It’s vaguely reminiscent of watching a family member on life support; they just don’t have the ability to do it on their own. I know it's only year two, and Carroll deserves time. But to the fans, this season may seem like a rerun. Don't be alarmed if you feel like you've seen this episode before. You have. Except the scenario of the last four years is reversed now: It's the quarterback position that has deteriorated around an otherwise improved team.

Now, let me be perfectly clear: I do not advocate that the Seahawks try to lose games. They will have plenty of help in that regard from the opposition. The only thing I can hope for is that all our suffering amounts to something.

I know of only one sure way that it will.

And so, this season I will watch each game, root for the Hawks on every snap, and then, after it's over, rejoice in defeat.

The only thing standing in our way, other than the moderate talent on this team, is the potency of our rivals' malaise.

But there is reason for hope: Buffalo, Cincinnati, Jacksonville, Oakland and Detroit all somehow managed to win last week. And while I think it's unlikely that we are the absolute worst team in the league, perhaps our tough schedule will help us to impersonate one. Don't say winning the division never did anything for us.

And on that contradictory note, I open up the floor for your mass shunning and deprecation.

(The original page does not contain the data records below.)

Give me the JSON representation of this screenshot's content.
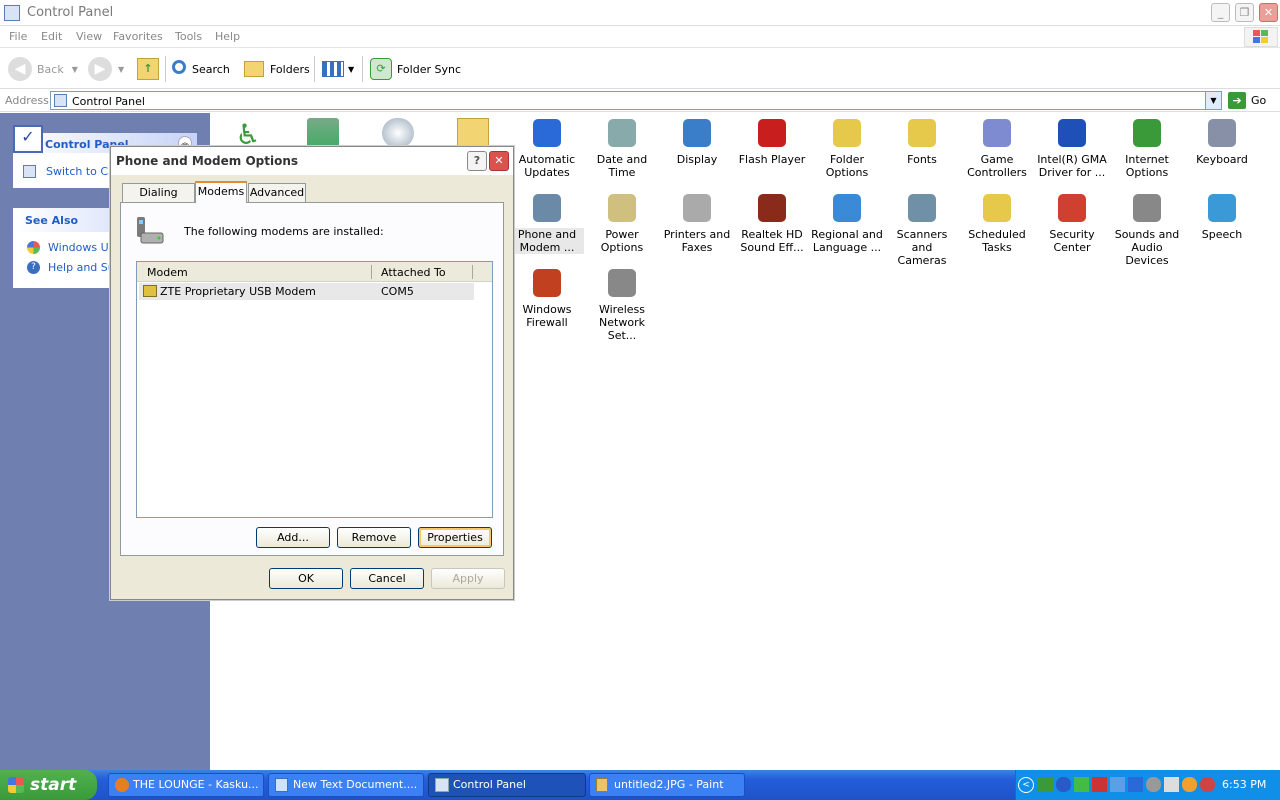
{
  "window": {
    "title": "Control Panel"
  },
  "menubar": [
    "File",
    "Edit",
    "View",
    "Favorites",
    "Tools",
    "Help"
  ],
  "toolbar": {
    "back": "Back",
    "search": "Search",
    "folders": "Folders",
    "folder_sync": "Folder Sync"
  },
  "address": {
    "label": "Address",
    "value": "Control Panel",
    "go": "Go"
  },
  "leftpanel": {
    "cp_title": "Control Panel",
    "switch_view": "Switch to Cat",
    "see_also": "See Also",
    "links": [
      "Windows Upd",
      "Help and Sup"
    ]
  },
  "icons": [
    {
      "label": "Automatic\nUpdates",
      "icon": "automatic-updates-icon"
    },
    {
      "label": "Date and Time",
      "icon": "date-time-icon"
    },
    {
      "label": "Display",
      "icon": "display-icon"
    },
    {
      "label": "Flash Player",
      "icon": "flash-player-icon"
    },
    {
      "label": "Folder Options",
      "icon": "folder-options-icon"
    },
    {
      "label": "Fonts",
      "icon": "fonts-icon"
    },
    {
      "label": "Game\nControllers",
      "icon": "game-controllers-icon"
    },
    {
      "label": "Intel(R) GMA\nDriver for ...",
      "icon": "intel-gma-icon"
    },
    {
      "label": "Internet\nOptions",
      "icon": "internet-options-icon"
    },
    {
      "label": "Keyboard",
      "icon": "keyboard-icon"
    },
    {
      "label": "Phone and\nModem ...",
      "icon": "phone-modem-icon"
    },
    {
      "label": "Power Options",
      "icon": "power-options-icon"
    },
    {
      "label": "Printers and\nFaxes",
      "icon": "printers-icon"
    },
    {
      "label": "Realtek HD\nSound Eff...",
      "icon": "realtek-icon"
    },
    {
      "label": "Regional and\nLanguage ...",
      "icon": "regional-icon"
    },
    {
      "label": "Scanners and\nCameras",
      "icon": "scanners-icon"
    },
    {
      "label": "Scheduled\nTasks",
      "icon": "scheduled-tasks-icon"
    },
    {
      "label": "Security\nCenter",
      "icon": "security-center-icon"
    },
    {
      "label": "Sounds and\nAudio Devices",
      "icon": "sounds-icon"
    },
    {
      "label": "Speech",
      "icon": "speech-icon"
    },
    {
      "label": "Windows\nFirewall",
      "icon": "firewall-icon"
    },
    {
      "label": "Wireless\nNetwork Set...",
      "icon": "wireless-icon"
    }
  ],
  "dialog": {
    "title": "Phone and Modem Options",
    "tabs": [
      "Dialing Rules",
      "Modems",
      "Advanced"
    ],
    "active_tab": "Modems",
    "info": "The following modems are  installed:",
    "columns": [
      "Modem",
      "Attached To"
    ],
    "rows": [
      {
        "modem": "ZTE Proprietary USB Modem",
        "port": "COM5"
      }
    ],
    "add": "Add...",
    "remove": "Remove",
    "properties": "Properties",
    "ok": "OK",
    "cancel": "Cancel",
    "apply": "Apply"
  },
  "taskbar": {
    "start": "start",
    "buttons": [
      "THE LOUNGE - Kasku...",
      "New Text Document....",
      "Control Panel",
      "untitled2.JPG - Paint"
    ],
    "clock": "6:53 PM"
  }
}
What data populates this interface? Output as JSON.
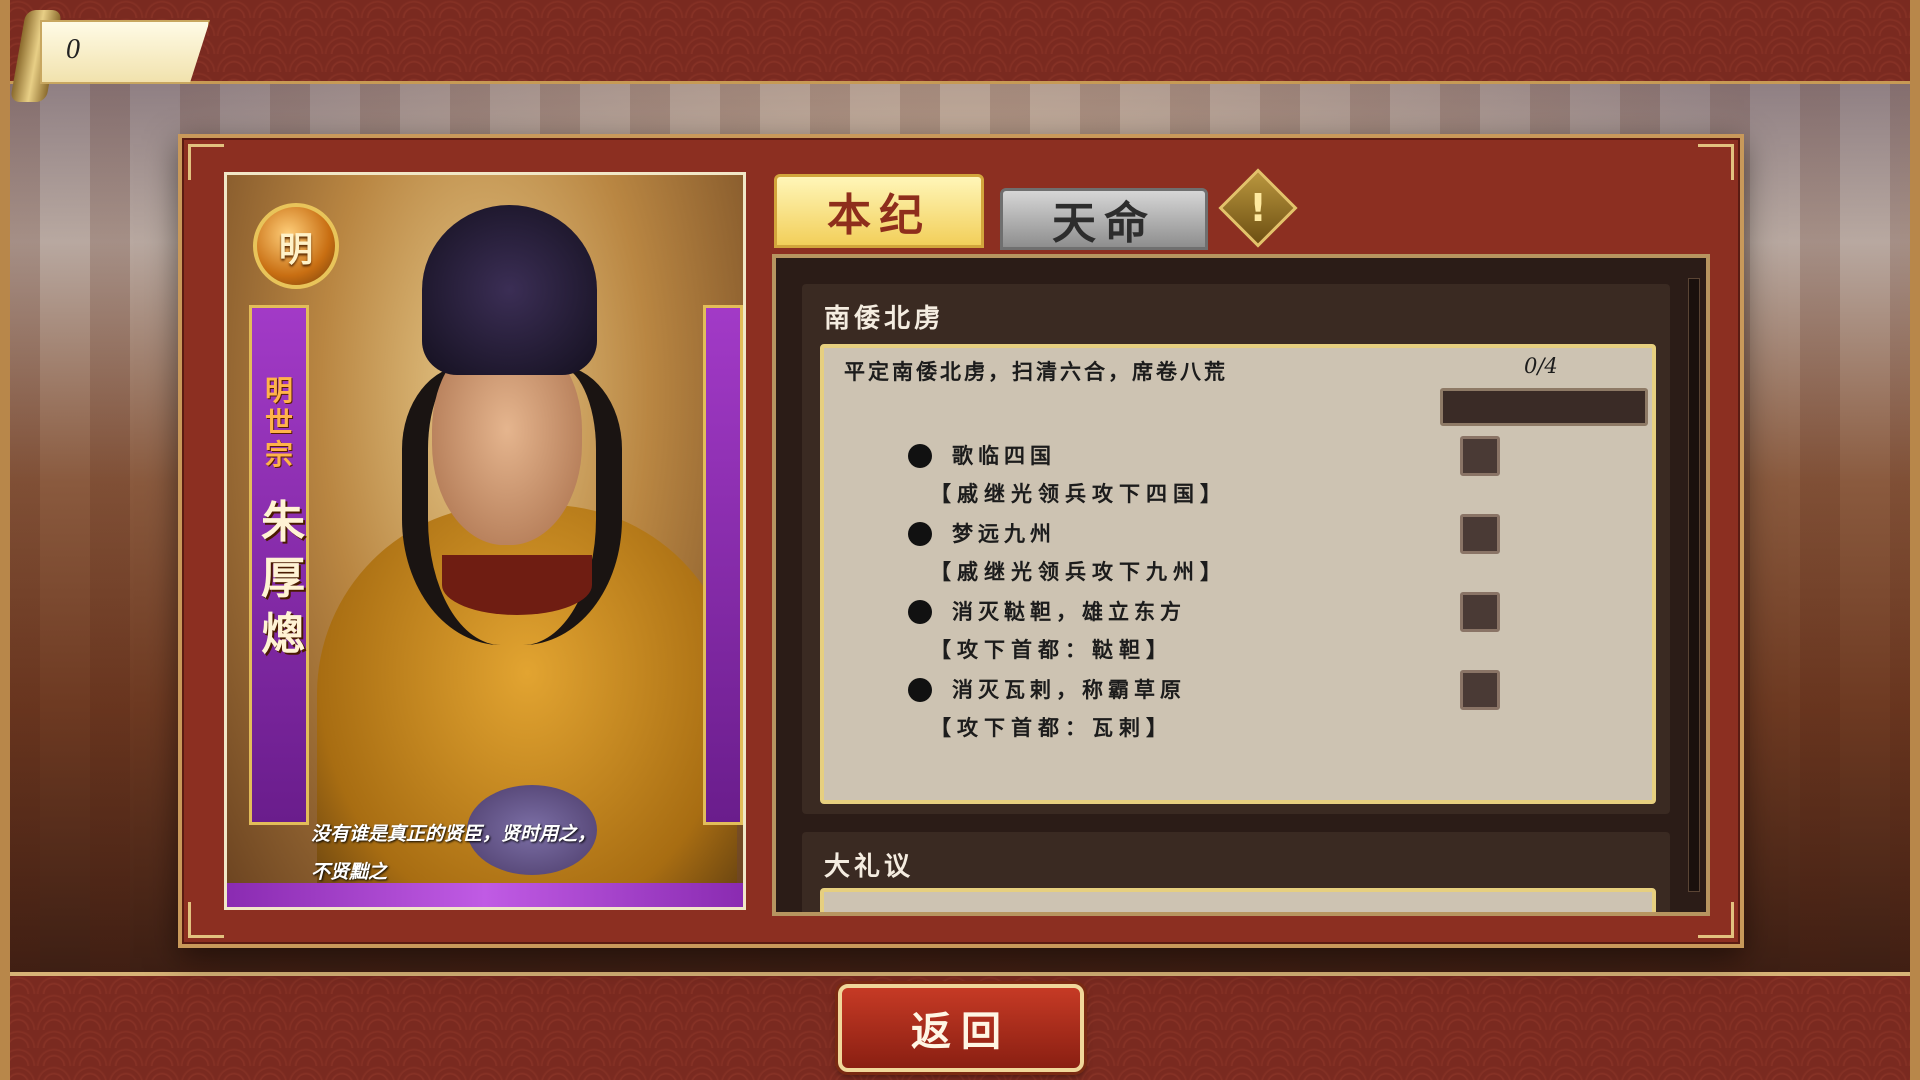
{
  "resources": {
    "value": "0"
  },
  "character": {
    "dynasty_emblem": "明",
    "title": "明世宗",
    "name": "朱厚熜",
    "quote_line1": "没有谁是真正的贤臣，贤时用之，",
    "quote_line2": "不贤黜之"
  },
  "tabs": {
    "active_label": "本纪",
    "inactive_label": "天命",
    "alert_label": "!"
  },
  "quests": [
    {
      "title": "南倭北虏",
      "description": "平定南倭北虏，扫清六合，席卷八荒",
      "progress_text": "0/4",
      "progress_fraction": 0,
      "subquests": [
        {
          "title": "歌临四国",
          "condition": "【戚继光领兵攻下四国】",
          "done": false
        },
        {
          "title": "梦远九州",
          "condition": "【戚继光领兵攻下九州】",
          "done": false
        },
        {
          "title": "消灭鞑靼，雄立东方",
          "condition": "【攻下首都：鞑靼】",
          "done": false
        },
        {
          "title": "消灭瓦剌，称霸草原",
          "condition": "【攻下首都：瓦剌】",
          "done": false
        }
      ]
    },
    {
      "title": "大礼议"
    }
  ],
  "footer": {
    "back_label": "返回"
  },
  "colors": {
    "lacquer_red": "#8c2f21",
    "gold_border": "#c9995a",
    "active_tab": "#f2cf5a",
    "parchment": "#cdc3b2"
  },
  "icons": [
    "scroll-icon",
    "dynasty-emblem-icon",
    "alert-diamond-icon",
    "bullet-icon",
    "checkbox-icon"
  ]
}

I accept the criticism.

It's not easy being the one who pulls the plug on grandma.